Everywhere that Ying Guo looks, she sees something – or rather, senses something.
Everything moves around her – seagulls, seaweed, clouds, crowds, individuals, ink, paint –transmitting signals or frequencies in waves of inspiration like hushed meaning crouched on the threshold of visual spectrum.
“I am a good observer,” she says, “I love to watch how people behave in situations and then try to figure out why they act that way in my mind.”
Each parcel of observed meaning becomes the raw material for her abstract art.
She works on a wool blanket, which she spreads out across the floor of her living room – a habit she inherited from her childhood.
As a young girl growing up in China, it was like it is now, but it is also not.
She would sprawl out on the floor, on a wool blanket and practice the art of ink painting. She would fill the large expanses of blank space with the dark ink, unaware of the profound, lifelong impact that this practice would have.
In ways less obvious than her wool blankets, her artwork is full of relics from her childhood – such as the skillfully expressive linework that underscores her composition show an ink painter’s penmanship.
These calligraphic lines do not demonstrate shapes in a heavily formal way, rather, they softly invoke the shapes as subtle intimation. These hinted forms gives the viewer the open framework to interpret and extrapolate.
“As an abstract painter, I tend to leave the space for the audience to explore and experience rather than constraining their interpretation by my own description and definition,” says the artist.
She often draws inspiration from nature’s graceful and poetic elements – the shape and curve of a pond, the line and rhythm of a river, the edge and texture of stones. And while the inspiration that she extracts from the natural world initially guide her composition, she eventually gives control to the natural flow of her creativity.

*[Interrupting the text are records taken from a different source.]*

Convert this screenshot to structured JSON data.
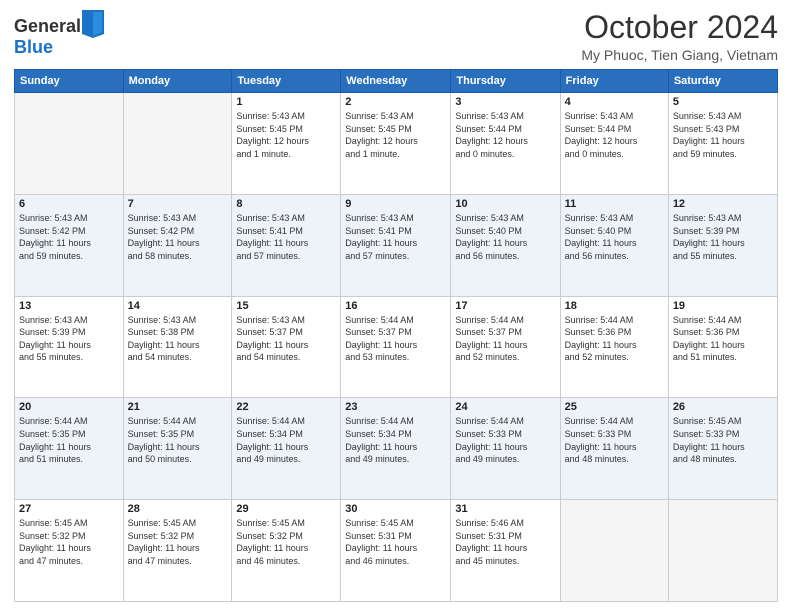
{
  "header": {
    "logo_general": "General",
    "logo_blue": "Blue",
    "title": "October 2024",
    "subtitle": "My Phuoc, Tien Giang, Vietnam"
  },
  "weekdays": [
    "Sunday",
    "Monday",
    "Tuesday",
    "Wednesday",
    "Thursday",
    "Friday",
    "Saturday"
  ],
  "weeks": [
    [
      {
        "day": "",
        "info": ""
      },
      {
        "day": "",
        "info": ""
      },
      {
        "day": "1",
        "info": "Sunrise: 5:43 AM\nSunset: 5:45 PM\nDaylight: 12 hours\nand 1 minute."
      },
      {
        "day": "2",
        "info": "Sunrise: 5:43 AM\nSunset: 5:45 PM\nDaylight: 12 hours\nand 1 minute."
      },
      {
        "day": "3",
        "info": "Sunrise: 5:43 AM\nSunset: 5:44 PM\nDaylight: 12 hours\nand 0 minutes."
      },
      {
        "day": "4",
        "info": "Sunrise: 5:43 AM\nSunset: 5:44 PM\nDaylight: 12 hours\nand 0 minutes."
      },
      {
        "day": "5",
        "info": "Sunrise: 5:43 AM\nSunset: 5:43 PM\nDaylight: 11 hours\nand 59 minutes."
      }
    ],
    [
      {
        "day": "6",
        "info": "Sunrise: 5:43 AM\nSunset: 5:42 PM\nDaylight: 11 hours\nand 59 minutes."
      },
      {
        "day": "7",
        "info": "Sunrise: 5:43 AM\nSunset: 5:42 PM\nDaylight: 11 hours\nand 58 minutes."
      },
      {
        "day": "8",
        "info": "Sunrise: 5:43 AM\nSunset: 5:41 PM\nDaylight: 11 hours\nand 57 minutes."
      },
      {
        "day": "9",
        "info": "Sunrise: 5:43 AM\nSunset: 5:41 PM\nDaylight: 11 hours\nand 57 minutes."
      },
      {
        "day": "10",
        "info": "Sunrise: 5:43 AM\nSunset: 5:40 PM\nDaylight: 11 hours\nand 56 minutes."
      },
      {
        "day": "11",
        "info": "Sunrise: 5:43 AM\nSunset: 5:40 PM\nDaylight: 11 hours\nand 56 minutes."
      },
      {
        "day": "12",
        "info": "Sunrise: 5:43 AM\nSunset: 5:39 PM\nDaylight: 11 hours\nand 55 minutes."
      }
    ],
    [
      {
        "day": "13",
        "info": "Sunrise: 5:43 AM\nSunset: 5:39 PM\nDaylight: 11 hours\nand 55 minutes."
      },
      {
        "day": "14",
        "info": "Sunrise: 5:43 AM\nSunset: 5:38 PM\nDaylight: 11 hours\nand 54 minutes."
      },
      {
        "day": "15",
        "info": "Sunrise: 5:43 AM\nSunset: 5:37 PM\nDaylight: 11 hours\nand 54 minutes."
      },
      {
        "day": "16",
        "info": "Sunrise: 5:44 AM\nSunset: 5:37 PM\nDaylight: 11 hours\nand 53 minutes."
      },
      {
        "day": "17",
        "info": "Sunrise: 5:44 AM\nSunset: 5:37 PM\nDaylight: 11 hours\nand 52 minutes."
      },
      {
        "day": "18",
        "info": "Sunrise: 5:44 AM\nSunset: 5:36 PM\nDaylight: 11 hours\nand 52 minutes."
      },
      {
        "day": "19",
        "info": "Sunrise: 5:44 AM\nSunset: 5:36 PM\nDaylight: 11 hours\nand 51 minutes."
      }
    ],
    [
      {
        "day": "20",
        "info": "Sunrise: 5:44 AM\nSunset: 5:35 PM\nDaylight: 11 hours\nand 51 minutes."
      },
      {
        "day": "21",
        "info": "Sunrise: 5:44 AM\nSunset: 5:35 PM\nDaylight: 11 hours\nand 50 minutes."
      },
      {
        "day": "22",
        "info": "Sunrise: 5:44 AM\nSunset: 5:34 PM\nDaylight: 11 hours\nand 49 minutes."
      },
      {
        "day": "23",
        "info": "Sunrise: 5:44 AM\nSunset: 5:34 PM\nDaylight: 11 hours\nand 49 minutes."
      },
      {
        "day": "24",
        "info": "Sunrise: 5:44 AM\nSunset: 5:33 PM\nDaylight: 11 hours\nand 49 minutes."
      },
      {
        "day": "25",
        "info": "Sunrise: 5:44 AM\nSunset: 5:33 PM\nDaylight: 11 hours\nand 48 minutes."
      },
      {
        "day": "26",
        "info": "Sunrise: 5:45 AM\nSunset: 5:33 PM\nDaylight: 11 hours\nand 48 minutes."
      }
    ],
    [
      {
        "day": "27",
        "info": "Sunrise: 5:45 AM\nSunset: 5:32 PM\nDaylight: 11 hours\nand 47 minutes."
      },
      {
        "day": "28",
        "info": "Sunrise: 5:45 AM\nSunset: 5:32 PM\nDaylight: 11 hours\nand 47 minutes."
      },
      {
        "day": "29",
        "info": "Sunrise: 5:45 AM\nSunset: 5:32 PM\nDaylight: 11 hours\nand 46 minutes."
      },
      {
        "day": "30",
        "info": "Sunrise: 5:45 AM\nSunset: 5:31 PM\nDaylight: 11 hours\nand 46 minutes."
      },
      {
        "day": "31",
        "info": "Sunrise: 5:46 AM\nSunset: 5:31 PM\nDaylight: 11 hours\nand 45 minutes."
      },
      {
        "day": "",
        "info": ""
      },
      {
        "day": "",
        "info": ""
      }
    ]
  ]
}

She calls the process “very flexible,” and describes her painting as “casually adding water and colors, letting the color naturally flow and inspire me forward.”
Her art, which is fluid in process, inspiration, and material, floats perfectly along Ying’s aqueous language and water metaphors.
In her spare time, she surrounds herself with nature.
Signal Hill, St. John’s Harbour
“I love to walk outdoors, go hiking, or even just stand for a few minutes in front of the St. John’s harbor,” she says.
But in these moments, when she is just standing, she has such a reactive openness to the whispering frequencies of nature. She describes all the things she observes all the things she senses on one outing:
“I see the seagulls, the seaweed and the clouds all moving, [inspiring] me and my art.”
Flatrock Cove, Newfoundland
To compare the microcosmic suspension of seaweed to the microcosmic cruise of the cloud, this ability to interrelate energies projected on such different scales shows an extraordinary sensitivity to the natural world.
When she comes back, full from these moments of profound sensitivity, she returns to her wool blanket and blank page.
She transcribes nature’s whispering frequencies, the graceful poems, her abstract art.